Consider just how many coats you usually apply to a finish under these circumstances. If you find yourself often having to remove surface imperfections or trying to avoid removing them by covering them up with more coats of paint you are probably spending a lot of time painting, or you are painting with less success than you are hoping to achieve. It would not be out of context to say that a successful painting and polishing process of an enamel finish on a car body can take up to a month or more. 6 - 8 coats of lacquer followed by 6 - 8 coats of clear can be applied in 2 days and handled the next day afterward. About 5 - 7 days later it can be rubbed out with a polishing kit. The time saving advantage of lacquer is dramatically apparent.
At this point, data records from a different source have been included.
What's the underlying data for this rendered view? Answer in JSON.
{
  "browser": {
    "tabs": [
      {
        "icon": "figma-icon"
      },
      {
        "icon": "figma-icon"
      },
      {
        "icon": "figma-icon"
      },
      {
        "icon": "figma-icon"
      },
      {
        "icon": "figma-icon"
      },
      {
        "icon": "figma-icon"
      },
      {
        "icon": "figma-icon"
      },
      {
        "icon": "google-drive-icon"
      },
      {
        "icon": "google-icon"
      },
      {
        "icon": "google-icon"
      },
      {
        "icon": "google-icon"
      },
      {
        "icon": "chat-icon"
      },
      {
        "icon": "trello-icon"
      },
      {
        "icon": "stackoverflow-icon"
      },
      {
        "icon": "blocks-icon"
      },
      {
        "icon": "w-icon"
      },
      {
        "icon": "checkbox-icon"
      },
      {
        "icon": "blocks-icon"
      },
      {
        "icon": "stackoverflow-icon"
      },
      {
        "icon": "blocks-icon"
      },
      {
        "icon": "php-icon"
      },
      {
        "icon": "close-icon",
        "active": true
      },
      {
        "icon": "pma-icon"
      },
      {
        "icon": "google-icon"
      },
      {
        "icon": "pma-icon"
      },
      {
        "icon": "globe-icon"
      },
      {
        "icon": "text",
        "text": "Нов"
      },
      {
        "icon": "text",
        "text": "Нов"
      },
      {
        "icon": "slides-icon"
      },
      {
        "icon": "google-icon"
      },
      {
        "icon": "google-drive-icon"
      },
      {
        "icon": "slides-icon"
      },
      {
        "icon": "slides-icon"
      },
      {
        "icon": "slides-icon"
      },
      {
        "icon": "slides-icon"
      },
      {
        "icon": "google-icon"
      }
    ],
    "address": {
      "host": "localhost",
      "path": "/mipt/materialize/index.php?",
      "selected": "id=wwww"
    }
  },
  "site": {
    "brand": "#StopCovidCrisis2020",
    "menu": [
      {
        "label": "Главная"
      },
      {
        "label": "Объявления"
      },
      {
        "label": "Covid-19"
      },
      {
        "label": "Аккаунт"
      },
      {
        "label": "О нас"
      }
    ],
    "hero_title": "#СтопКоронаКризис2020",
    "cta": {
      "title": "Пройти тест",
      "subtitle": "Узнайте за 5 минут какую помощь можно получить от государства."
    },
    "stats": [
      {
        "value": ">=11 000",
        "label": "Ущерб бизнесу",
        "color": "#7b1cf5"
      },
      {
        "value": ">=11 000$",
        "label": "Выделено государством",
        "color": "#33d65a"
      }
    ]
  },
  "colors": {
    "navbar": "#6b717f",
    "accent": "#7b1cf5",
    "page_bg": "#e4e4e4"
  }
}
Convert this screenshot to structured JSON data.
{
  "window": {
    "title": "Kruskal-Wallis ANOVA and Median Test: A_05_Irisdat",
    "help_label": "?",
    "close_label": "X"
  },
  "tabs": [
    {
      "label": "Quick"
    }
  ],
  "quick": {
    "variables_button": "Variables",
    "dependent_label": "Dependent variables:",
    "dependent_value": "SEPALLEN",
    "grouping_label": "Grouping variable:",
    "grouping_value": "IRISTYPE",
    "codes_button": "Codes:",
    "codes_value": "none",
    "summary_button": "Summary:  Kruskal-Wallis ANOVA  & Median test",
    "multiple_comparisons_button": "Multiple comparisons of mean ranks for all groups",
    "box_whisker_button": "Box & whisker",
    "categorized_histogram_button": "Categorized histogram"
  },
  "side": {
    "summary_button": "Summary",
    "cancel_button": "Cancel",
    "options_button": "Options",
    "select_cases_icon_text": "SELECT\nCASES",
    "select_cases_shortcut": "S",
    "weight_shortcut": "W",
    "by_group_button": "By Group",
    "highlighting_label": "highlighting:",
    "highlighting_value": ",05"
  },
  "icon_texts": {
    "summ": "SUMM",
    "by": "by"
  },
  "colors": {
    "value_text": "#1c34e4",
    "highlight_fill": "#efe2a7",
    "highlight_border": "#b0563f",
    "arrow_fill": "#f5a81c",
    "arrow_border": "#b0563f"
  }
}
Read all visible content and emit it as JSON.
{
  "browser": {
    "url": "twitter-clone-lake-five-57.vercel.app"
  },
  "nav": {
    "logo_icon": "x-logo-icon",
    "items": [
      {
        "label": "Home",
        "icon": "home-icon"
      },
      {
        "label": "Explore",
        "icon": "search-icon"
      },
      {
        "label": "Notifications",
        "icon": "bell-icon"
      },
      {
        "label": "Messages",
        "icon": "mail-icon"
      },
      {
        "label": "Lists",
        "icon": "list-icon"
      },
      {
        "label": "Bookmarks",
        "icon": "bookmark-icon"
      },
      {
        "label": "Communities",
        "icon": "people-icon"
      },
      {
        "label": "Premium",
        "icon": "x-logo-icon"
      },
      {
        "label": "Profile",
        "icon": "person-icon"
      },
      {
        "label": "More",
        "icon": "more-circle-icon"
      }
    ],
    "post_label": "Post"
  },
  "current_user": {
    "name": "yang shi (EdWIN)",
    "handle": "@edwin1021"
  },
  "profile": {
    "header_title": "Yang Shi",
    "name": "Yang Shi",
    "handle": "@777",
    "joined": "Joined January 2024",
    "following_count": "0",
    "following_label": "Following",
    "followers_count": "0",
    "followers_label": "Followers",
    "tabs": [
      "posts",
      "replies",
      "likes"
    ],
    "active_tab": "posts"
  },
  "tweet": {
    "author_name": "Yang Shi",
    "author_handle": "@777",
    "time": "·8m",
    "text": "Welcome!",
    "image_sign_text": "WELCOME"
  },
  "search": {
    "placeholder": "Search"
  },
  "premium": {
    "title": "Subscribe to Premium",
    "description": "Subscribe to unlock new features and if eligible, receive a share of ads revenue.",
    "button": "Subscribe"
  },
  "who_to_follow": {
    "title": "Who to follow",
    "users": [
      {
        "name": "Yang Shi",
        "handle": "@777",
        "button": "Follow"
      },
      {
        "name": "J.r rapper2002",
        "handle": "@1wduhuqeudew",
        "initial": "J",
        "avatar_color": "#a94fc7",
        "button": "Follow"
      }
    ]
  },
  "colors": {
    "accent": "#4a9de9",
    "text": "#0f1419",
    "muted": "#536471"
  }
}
Poorer gloss quality. Personally, I have viewed many, many contest quality models that have been meticulously rubbed out with all orange peel removed and have been polished to a spectacular shine. Regardless of how well built the model is or how reputable the builder, I have never seen an enamel finish with a level of gloss quality comparable to a similarly treated lacquer finish - bar none. Photos in magazines may look convincing, but viewed side by side in person the differences in quality are clearly visible. Devotees of hobby enamels may disagree when they read this, especially if they've never worked with lacquer. I attend modeling events nationwide and welcome anyone who meets me to prove me wrong.

Wait! Don't change the channel! I do not at all intend for that statement to sound lofty. It's not a modeler's skill I'm referring to but rather the chemistry of the materials themselves. Simply stated, the resins and polymers in lacquer hold the edge over enamel by providing better gloss through its chemical component design. Any modeler could apply his skills equally to an enamel or lacquer finish and should readily be able to see the difference. Those modelers who are able to attain a level of quality with an enamel finish approaching that of lacquer would likely have spent a substantially greater amount of time and effort to do so, although in my experience I have yet to see any enamel finish surpass the quality of lacquer. 

Less durable. This is closely related to the reasons discussing enamel's poorer gloss quality. A harder, more durable surface allows polishing materials, whether they're sanding cloths or liquid polishes, to better and more evenly smooth the surface of a finish. Again, the very chemical advantages of lacquer's resins and polymers are what's responsible. This is also a factor to consider over the course of time. Repeated cleaning of dirt and dust and polishing can wear down and diminish the qualities of an enamel finish far quicker than a lacquer finish.
More expensive. The differences here are dramatic and apply across the board. Compared side by side on average, mainstream hobby enamel paints are currently retail priced about three to five times higher than their premium quality lacquer counterparts. Enamel thinners as much as six to eight times higher than lacquer thinners. Some of this has to do with the cost of packaging, but not nearly enough to be responsible for these wide gaps in pricing.


The term "lacquer" applied to the label of a hobby paint product rarely, if ever, refers to the contents being a true lacquer formula. These are typically enamels that have instead been modified by being formulated with a different, sometimes harsher solvent base, quite often toluene or a toluene variant. For purposes of this tutorial, hobby lacquers can be included in the above comparisons since their properties are essentially the same as those of any conventional solvent based hobby enamel.


Hopefully it's apparent: lacquer = better, faster performance for less cost and effort. This is not to say that hobby enamels do not have their uses. They do provide decent results. I use them often myself and recommend them for brush and detail painting as well as airbrushing flat, semi-gloss, and metal appearance finishes. But when it comes to applying the ultimate gloss finish, lacquer has no peer.